Situated at the end of the street, Poldi-Pezzoli Museum gathers inestimable ancient, medieval and Renaissance works of art. It overlooks Via A. Manzoni, which in turn leads to the Manzoni Gallery, the latter being scattered with glamorous boutiques and connected with Milan's most famous shopping district, Via Monte Napoleone. Visitors will have the opportunity to go shopping in the most glamorous boutiques or admire the trendiest shop windows in Italy. The side streets S.Spirito, Borgospesso and S.Andrea, are peppered with antique shops, traditional workshops and art galleries. Via Borgonuovo leads to Brera Art Gallery, which cherishes one of the most important art collections in Europe.

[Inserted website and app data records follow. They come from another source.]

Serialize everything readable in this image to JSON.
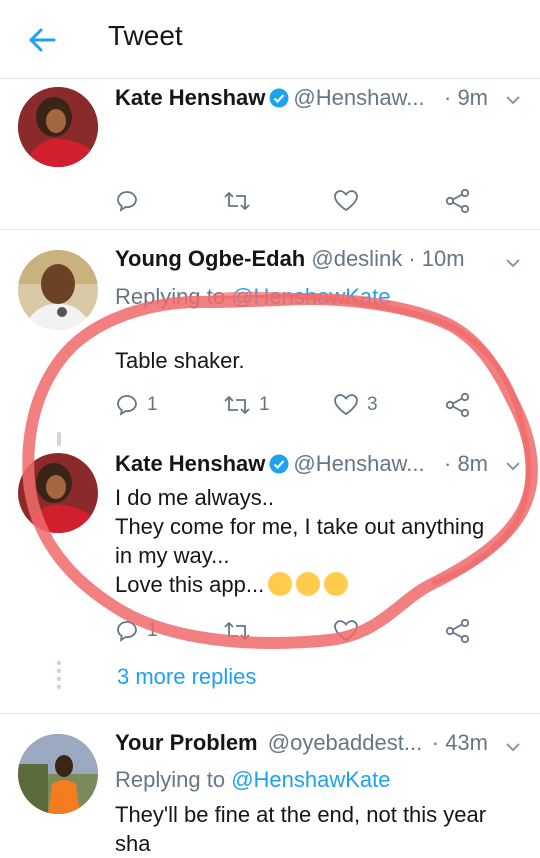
{
  "header": {
    "title": "Tweet"
  },
  "tweets": [
    {
      "name": "Kate Henshaw",
      "handle": "@Henshaw...",
      "time": "· 9m",
      "verified": true,
      "actions": {
        "reply": "",
        "retweet": "",
        "like": ""
      }
    },
    {
      "name": "Young Ogbe-Edah",
      "handle": "@deslink",
      "time": "· 10m",
      "reply_prefix": "Replying to ",
      "reply_to": "@HenshawKate",
      "text": "Table shaker.",
      "actions": {
        "reply": "1",
        "retweet": "1",
        "like": "3"
      }
    },
    {
      "name": "Kate Henshaw",
      "handle": "@Henshaw...",
      "time": "· 8m",
      "verified": true,
      "text_lines": [
        "I do me always..",
        "They come for me, I take out anything",
        "in my way...",
        "Love this app..."
      ],
      "actions": {
        "reply": "1",
        "retweet": "",
        "like": ""
      }
    },
    {
      "name": "Your Problem",
      "handle": "@oyebaddest...",
      "time": "· 43m",
      "reply_prefix": "Replying to ",
      "reply_to": "@HenshawKate",
      "text_lines": [
        "They'll be fine at the end, not this year",
        "sha"
      ]
    }
  ],
  "more_replies": "3 more replies",
  "colors": {
    "accent": "#1da1f2",
    "muted": "#657786",
    "scribble": "#f06a6a"
  }
}
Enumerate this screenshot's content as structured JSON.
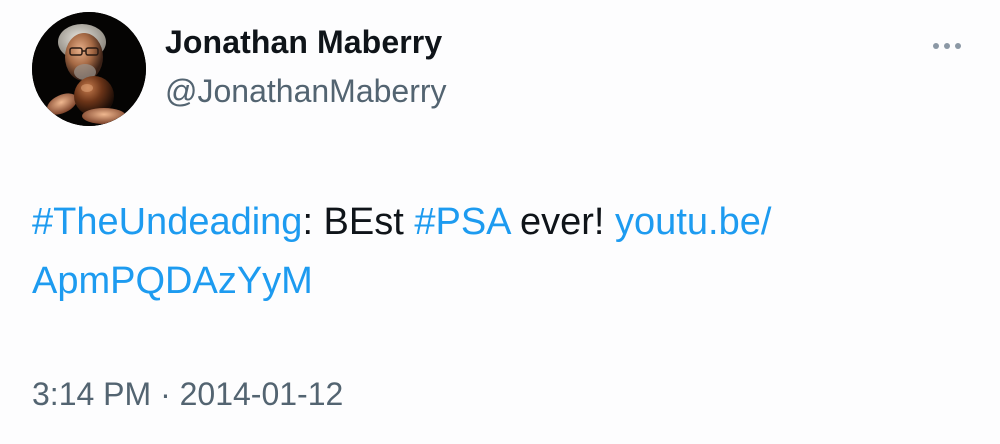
{
  "author": {
    "display_name": "Jonathan Maberry",
    "handle": "@JonathanMaberry",
    "avatar_icon": "profile-photo"
  },
  "more_icon": "ellipsis-horizontal-icon",
  "tweet": {
    "hashtag_1": "#TheUndeading",
    "text_1": ": BEst ",
    "hashtag_2": "#PSA",
    "text_2": " ever! ",
    "link_line_1": "youtu.be/",
    "link_line_2": "ApmPQDAzYyM"
  },
  "meta": {
    "time": "3:14 PM",
    "separator": " · ",
    "date": "2014-01-12"
  },
  "colors": {
    "link": "#1d9bf0",
    "text": "#0f1419",
    "secondary": "#536471",
    "background": "#fdfdfe"
  }
}
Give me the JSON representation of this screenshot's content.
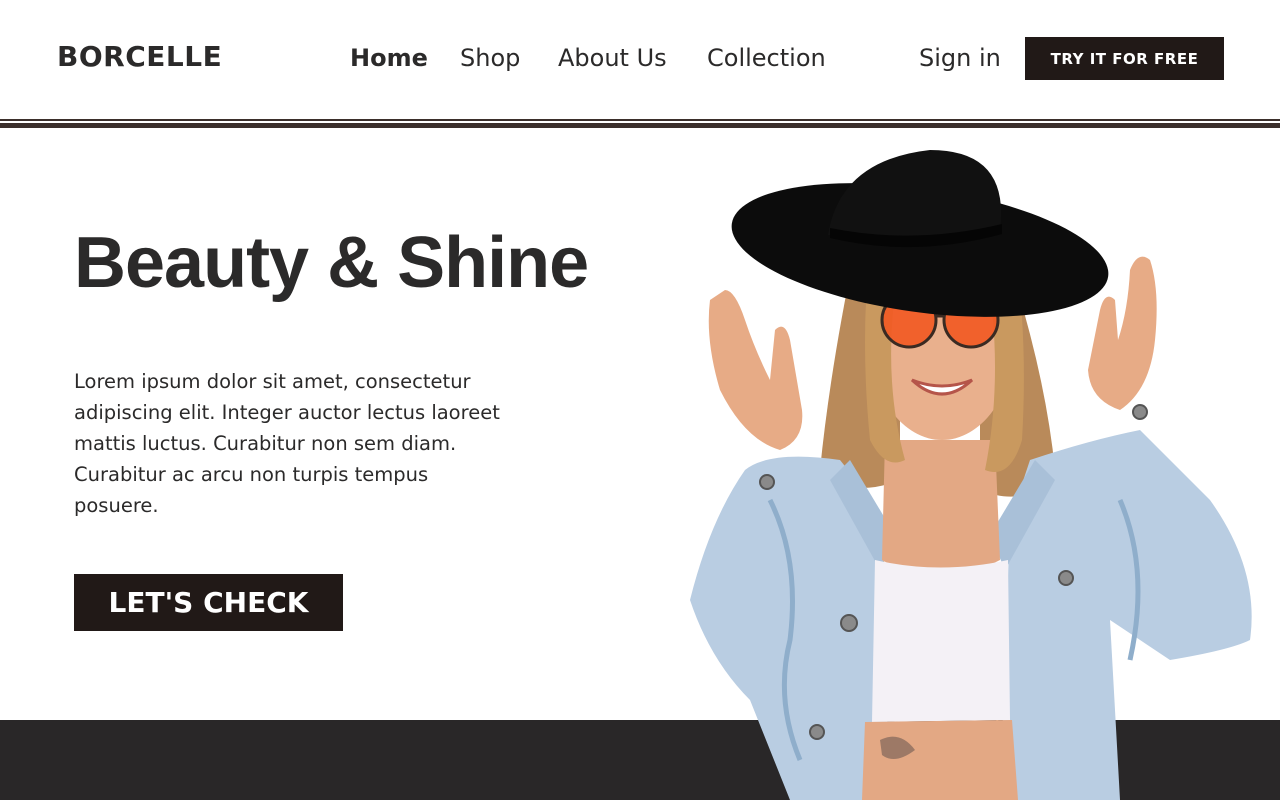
{
  "brand": {
    "name": "BORCELLE"
  },
  "nav": {
    "items": [
      {
        "label": "Home",
        "active": true
      },
      {
        "label": "Shop",
        "active": false
      },
      {
        "label": "About Us",
        "active": false
      },
      {
        "label": "Collection",
        "active": false
      }
    ]
  },
  "header": {
    "signin_label": "Sign in",
    "cta_label": "TRY IT FOR FREE"
  },
  "hero": {
    "title": "Beauty & Shine",
    "body": "Lorem ipsum dolor sit amet, consectetur adipiscing elit. Integer auctor lectus laoreet mattis luctus. Curabitur non sem diam. Curabitur ac arcu non turpis tempus posuere.",
    "button_label": "LET'S CHECK"
  },
  "colors": {
    "dark_button": "#211917",
    "text": "#2b2a2a",
    "footer_band": "#292728",
    "divider": "#3b2f2b"
  }
}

After the tour of Milan's city centre, public means of transport, such as buses, street cars and underground, give tourists the possibility to reach further tourist and artistic attractions. Not to be missed are the Church of St. Simpliciano, which was erected in the IV century and still retains its original fascination, and Piazza Cavour, a crowded gathering place leading to the Public Gardens, which host the Planetarium, the Civic Museum of Natural History, the Modern Art Gallery of Villa Reale and Palazzo del Senato.  Via Turati, which flanks the gardens, leads to Palazzo della Permanente, which is the venue for interesting temporary exhibitions.

Via Dante leads to the Sforza Castle, the most representative example of Renaissance architecture in Milan. It is home to the Museums of the Castle, which in turn cherish precious collections of painting, sculpture and applied arts. Apart from being one of the most important green lungs of the city, the large park which surrounds the castle is home to the Civic Arena, the Aquarium, the Neoclassical Arch of Peace, which was erected to celebrate Napoleon, Palazzo dell’Arte, the seat of the Triennial Exhibition of Decorative Art, and Torre del Parco, which was largerly built of steel pipes.

Not to be missed are the Basilica of St. Maria della Grazie, a wonderful example of Renaissance art, the nearby cloister by Bramante and the refectory of the former Dominican monastery, which cherishes the famous fresco of the Last Supper by Leonardo da Vinci. A short distance from it is the Romanesque Church of St. Ambrogio, which boasts a richly decorated interior, while further south is the Basilica of St. Lorenzo Maggiore, the most representative example of early Christian architecture in Milan.

The lovers of nightlife flocking to Milan will have the opportunity to experience a remarkably wide array of fun and entertainment options. Cinemas, movie theatres, film libraries and an interesting cinema museum are able to suit even film lovers' most demanding requirements.

Milan's theatres always stage interesting representations, opera performances and absorbing concerts of classical music. The city gathers plenty of different theatres which stage more than 300 representations a year.

Brera is the heart of Milan's nightlife. It gathers three of the most important city theatres: Teatro delle Erbe, Manzoni Theatre and Piccolo Teatro, the latter being the first repertory theatre in Italy which was founded by Paolo Grassi and Giorgio Strehler in the post-war period. Scala Theatre proposes the richest calendar of opera performances in Italy, and also stages extraordinary concerts of classical music and enchanting ballets. Arcimboldi is one of the most recent theatres in the city, and it often arranges musicals, concerts and amazing shows and events which attract large numbers of tourists.

Those looking for trendy clubs, lively snack bars or glamorous discos will be spoilt for choice. Apart from Brera district, even Milan's famous navigli, which are crossed by artifical canals built between the Middle Ages and 1800 to suit both transport and defensive purposes, are scattered with trendy clubs and modern pubs and discos.